WORK ITEM.
Could you output each line below exactly as it appears, excluding any pictures?

===== DATA FOR THIS EXERCISE

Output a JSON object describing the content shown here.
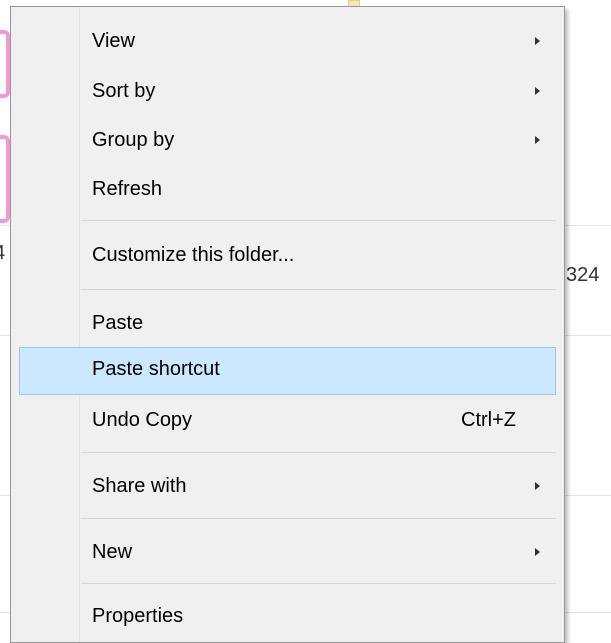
{
  "background": {
    "left_fragment": "4",
    "right_fragment": "324"
  },
  "menu": {
    "items": [
      {
        "label": "View",
        "submenu": true
      },
      {
        "label": "Sort by",
        "submenu": true
      },
      {
        "label": "Group by",
        "submenu": true
      },
      {
        "label": "Refresh"
      },
      {
        "label": "Customize this folder..."
      },
      {
        "label": "Paste"
      },
      {
        "label": "Paste shortcut",
        "selected": true
      },
      {
        "label": "Undo Copy",
        "shortcut": "Ctrl+Z"
      },
      {
        "label": "Share with",
        "submenu": true
      },
      {
        "label": "New",
        "submenu": true
      },
      {
        "label": "Properties"
      }
    ]
  },
  "colors": {
    "menu_bg": "#f0f0f0",
    "selection_bg": "#cce8ff",
    "selection_border": "#99c9ef"
  }
}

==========

OUTPUT FOR THIS TASK.
Output a JSON object describing the content shown here.
{
  "background": {
    "left_fragment": "4",
    "right_fragment": "324"
  },
  "menu": {
    "items": [
      {
        "label": "View",
        "submenu": true
      },
      {
        "label": "Sort by",
        "submenu": true
      },
      {
        "label": "Group by",
        "submenu": true
      },
      {
        "label": "Refresh"
      },
      {
        "label": "Customize this folder..."
      },
      {
        "label": "Paste"
      },
      {
        "label": "Paste shortcut",
        "selected": true
      },
      {
        "label": "Undo Copy",
        "shortcut": "Ctrl+Z"
      },
      {
        "label": "Share with",
        "submenu": true
      },
      {
        "label": "New",
        "submenu": true
      },
      {
        "label": "Properties"
      }
    ]
  },
  "colors": {
    "menu_bg": "#f0f0f0",
    "selection_bg": "#cce8ff",
    "selection_border": "#99c9ef"
  }
}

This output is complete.